Among the entries that follow, find every line with the word "ligands" and list it.

-------------------------

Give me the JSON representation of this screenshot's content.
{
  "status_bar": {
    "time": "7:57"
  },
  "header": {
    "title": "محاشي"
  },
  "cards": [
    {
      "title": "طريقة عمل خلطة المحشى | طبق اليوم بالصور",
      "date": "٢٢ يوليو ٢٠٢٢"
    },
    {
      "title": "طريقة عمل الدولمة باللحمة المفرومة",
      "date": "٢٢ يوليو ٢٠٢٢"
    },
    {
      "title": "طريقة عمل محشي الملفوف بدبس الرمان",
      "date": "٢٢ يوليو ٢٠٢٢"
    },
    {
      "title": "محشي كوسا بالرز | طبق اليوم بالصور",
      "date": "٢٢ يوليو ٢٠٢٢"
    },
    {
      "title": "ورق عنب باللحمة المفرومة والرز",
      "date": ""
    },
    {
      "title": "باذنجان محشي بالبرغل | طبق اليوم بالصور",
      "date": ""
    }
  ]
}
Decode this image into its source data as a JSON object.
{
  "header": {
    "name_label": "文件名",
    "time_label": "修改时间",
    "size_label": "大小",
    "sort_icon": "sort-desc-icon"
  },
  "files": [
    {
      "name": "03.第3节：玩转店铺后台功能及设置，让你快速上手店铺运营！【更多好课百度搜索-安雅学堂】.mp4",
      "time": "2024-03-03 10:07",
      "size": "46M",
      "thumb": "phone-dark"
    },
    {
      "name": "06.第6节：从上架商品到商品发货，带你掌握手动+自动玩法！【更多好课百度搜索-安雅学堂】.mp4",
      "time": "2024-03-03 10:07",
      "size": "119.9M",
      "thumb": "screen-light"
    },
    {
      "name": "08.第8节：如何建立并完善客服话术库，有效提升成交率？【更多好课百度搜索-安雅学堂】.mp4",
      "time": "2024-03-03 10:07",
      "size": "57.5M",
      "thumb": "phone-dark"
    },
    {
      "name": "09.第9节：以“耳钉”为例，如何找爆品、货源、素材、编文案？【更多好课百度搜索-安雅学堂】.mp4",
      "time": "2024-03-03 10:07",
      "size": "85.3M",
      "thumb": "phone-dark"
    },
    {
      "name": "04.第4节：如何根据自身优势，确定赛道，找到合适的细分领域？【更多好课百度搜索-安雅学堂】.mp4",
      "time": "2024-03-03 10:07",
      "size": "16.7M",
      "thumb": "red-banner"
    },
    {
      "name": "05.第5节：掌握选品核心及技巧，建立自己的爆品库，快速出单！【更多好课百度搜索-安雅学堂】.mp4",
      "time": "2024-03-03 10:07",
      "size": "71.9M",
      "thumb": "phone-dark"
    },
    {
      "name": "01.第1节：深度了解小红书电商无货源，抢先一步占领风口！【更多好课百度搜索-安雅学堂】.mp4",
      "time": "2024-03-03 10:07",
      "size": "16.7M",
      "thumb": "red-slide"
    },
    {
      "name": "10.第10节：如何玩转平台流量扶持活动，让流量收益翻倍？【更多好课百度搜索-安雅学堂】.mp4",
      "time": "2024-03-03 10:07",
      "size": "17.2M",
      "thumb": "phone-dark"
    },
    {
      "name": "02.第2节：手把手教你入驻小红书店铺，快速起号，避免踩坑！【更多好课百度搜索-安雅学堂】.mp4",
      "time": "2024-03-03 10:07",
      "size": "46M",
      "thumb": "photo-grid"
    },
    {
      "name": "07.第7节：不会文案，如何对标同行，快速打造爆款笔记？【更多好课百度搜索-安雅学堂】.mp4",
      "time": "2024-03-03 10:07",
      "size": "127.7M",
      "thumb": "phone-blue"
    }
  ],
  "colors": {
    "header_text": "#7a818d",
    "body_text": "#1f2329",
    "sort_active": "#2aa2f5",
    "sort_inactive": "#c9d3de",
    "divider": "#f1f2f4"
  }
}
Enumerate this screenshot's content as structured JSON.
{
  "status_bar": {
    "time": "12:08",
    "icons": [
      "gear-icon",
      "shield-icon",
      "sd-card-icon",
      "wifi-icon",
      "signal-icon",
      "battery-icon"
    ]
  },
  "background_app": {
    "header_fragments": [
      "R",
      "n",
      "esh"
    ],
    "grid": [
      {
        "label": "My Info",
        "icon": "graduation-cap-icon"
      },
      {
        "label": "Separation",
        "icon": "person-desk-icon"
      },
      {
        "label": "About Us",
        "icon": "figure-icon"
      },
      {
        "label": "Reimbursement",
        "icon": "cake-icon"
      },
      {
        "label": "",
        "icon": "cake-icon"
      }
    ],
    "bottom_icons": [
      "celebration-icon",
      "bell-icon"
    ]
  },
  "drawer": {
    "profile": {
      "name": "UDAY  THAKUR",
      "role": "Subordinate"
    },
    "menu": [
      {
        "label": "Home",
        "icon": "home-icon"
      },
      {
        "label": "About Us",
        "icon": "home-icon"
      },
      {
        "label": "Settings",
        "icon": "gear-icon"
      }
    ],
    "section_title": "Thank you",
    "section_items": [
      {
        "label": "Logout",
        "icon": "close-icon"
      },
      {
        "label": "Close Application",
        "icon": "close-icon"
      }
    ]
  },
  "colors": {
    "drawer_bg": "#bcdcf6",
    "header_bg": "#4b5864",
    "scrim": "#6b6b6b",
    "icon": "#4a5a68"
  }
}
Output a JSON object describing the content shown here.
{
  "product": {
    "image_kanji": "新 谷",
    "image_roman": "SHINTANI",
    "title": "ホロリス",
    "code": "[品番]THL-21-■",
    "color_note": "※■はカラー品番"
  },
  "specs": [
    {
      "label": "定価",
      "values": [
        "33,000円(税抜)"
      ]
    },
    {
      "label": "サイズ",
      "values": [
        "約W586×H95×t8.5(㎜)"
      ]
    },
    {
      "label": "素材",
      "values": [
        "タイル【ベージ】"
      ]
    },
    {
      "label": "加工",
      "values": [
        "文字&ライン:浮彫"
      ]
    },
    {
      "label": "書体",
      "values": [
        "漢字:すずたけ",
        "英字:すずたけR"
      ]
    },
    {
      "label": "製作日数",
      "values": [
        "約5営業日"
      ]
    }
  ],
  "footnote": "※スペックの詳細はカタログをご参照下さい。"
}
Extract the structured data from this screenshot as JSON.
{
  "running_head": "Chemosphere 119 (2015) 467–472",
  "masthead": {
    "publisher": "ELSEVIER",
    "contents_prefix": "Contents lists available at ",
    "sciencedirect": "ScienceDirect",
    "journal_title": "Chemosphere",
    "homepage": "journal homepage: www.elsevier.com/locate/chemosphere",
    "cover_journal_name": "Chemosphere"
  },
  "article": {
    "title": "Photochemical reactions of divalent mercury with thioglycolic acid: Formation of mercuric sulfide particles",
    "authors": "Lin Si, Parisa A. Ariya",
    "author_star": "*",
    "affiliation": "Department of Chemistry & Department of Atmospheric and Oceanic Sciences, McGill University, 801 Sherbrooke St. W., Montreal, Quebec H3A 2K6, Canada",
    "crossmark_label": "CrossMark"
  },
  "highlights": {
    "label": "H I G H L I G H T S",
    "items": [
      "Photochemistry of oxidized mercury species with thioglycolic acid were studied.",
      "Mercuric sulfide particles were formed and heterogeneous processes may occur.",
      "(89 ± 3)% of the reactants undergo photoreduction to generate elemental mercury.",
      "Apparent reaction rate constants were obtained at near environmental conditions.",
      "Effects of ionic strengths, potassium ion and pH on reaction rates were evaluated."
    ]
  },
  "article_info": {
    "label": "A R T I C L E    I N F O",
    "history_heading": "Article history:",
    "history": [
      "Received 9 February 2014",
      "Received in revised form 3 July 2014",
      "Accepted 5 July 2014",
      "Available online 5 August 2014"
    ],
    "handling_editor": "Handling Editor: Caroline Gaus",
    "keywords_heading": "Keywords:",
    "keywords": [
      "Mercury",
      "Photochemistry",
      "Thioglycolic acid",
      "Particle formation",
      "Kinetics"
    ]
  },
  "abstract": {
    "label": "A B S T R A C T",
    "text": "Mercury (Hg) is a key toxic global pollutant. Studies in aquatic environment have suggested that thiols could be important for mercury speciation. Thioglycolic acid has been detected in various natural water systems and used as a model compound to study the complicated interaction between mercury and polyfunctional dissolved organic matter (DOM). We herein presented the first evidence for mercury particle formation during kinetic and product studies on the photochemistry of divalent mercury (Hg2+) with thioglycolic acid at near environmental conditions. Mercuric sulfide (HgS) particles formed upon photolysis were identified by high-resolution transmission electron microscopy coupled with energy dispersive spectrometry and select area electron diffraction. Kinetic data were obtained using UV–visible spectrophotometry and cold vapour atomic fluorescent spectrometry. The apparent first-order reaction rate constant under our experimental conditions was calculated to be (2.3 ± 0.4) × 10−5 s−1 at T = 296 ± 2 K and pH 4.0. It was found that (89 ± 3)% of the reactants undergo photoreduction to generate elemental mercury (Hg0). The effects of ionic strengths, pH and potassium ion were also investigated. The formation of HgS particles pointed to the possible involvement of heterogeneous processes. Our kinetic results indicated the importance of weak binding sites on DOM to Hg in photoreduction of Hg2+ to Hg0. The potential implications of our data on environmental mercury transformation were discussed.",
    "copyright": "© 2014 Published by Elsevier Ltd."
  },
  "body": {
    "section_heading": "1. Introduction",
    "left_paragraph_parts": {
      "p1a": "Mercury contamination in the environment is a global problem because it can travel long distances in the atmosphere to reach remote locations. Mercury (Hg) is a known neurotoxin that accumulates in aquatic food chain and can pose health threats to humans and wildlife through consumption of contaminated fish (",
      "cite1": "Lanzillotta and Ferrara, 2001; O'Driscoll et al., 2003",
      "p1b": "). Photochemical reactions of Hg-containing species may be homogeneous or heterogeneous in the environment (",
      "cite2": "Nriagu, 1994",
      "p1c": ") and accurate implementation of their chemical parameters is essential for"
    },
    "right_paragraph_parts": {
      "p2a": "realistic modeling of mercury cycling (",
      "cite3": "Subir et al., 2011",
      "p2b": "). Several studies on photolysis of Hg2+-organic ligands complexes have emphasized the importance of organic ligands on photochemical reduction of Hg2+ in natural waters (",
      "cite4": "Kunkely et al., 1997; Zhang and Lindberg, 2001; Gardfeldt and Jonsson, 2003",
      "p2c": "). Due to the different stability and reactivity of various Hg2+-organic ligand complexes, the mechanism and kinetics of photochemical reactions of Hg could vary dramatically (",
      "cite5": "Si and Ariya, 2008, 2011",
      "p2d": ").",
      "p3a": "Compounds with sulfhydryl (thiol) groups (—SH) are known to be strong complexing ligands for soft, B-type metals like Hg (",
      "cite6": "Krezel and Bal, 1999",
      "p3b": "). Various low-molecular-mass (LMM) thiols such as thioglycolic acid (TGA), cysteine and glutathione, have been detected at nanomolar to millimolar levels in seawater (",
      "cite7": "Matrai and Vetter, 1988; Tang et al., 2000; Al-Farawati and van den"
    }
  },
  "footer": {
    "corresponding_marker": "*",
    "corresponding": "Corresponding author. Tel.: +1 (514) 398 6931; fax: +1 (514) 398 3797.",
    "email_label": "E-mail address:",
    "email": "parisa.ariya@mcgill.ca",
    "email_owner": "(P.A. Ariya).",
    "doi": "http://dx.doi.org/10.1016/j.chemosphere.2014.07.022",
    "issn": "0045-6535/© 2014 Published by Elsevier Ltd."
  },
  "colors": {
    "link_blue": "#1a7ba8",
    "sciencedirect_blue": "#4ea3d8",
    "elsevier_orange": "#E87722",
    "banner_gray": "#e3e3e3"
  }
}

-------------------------

Result:
      "p2b": "). Several studies on photolysis of Hg2+-organic ligands complexes have emphasized the importance of organic ligands on photochemical reduction of Hg2+ in natural waters (",
      "p3a": "Compounds with sulfhydryl (thiol) groups (—SH) are known to be strong complexing ligands for soft, B-type metals like Hg (",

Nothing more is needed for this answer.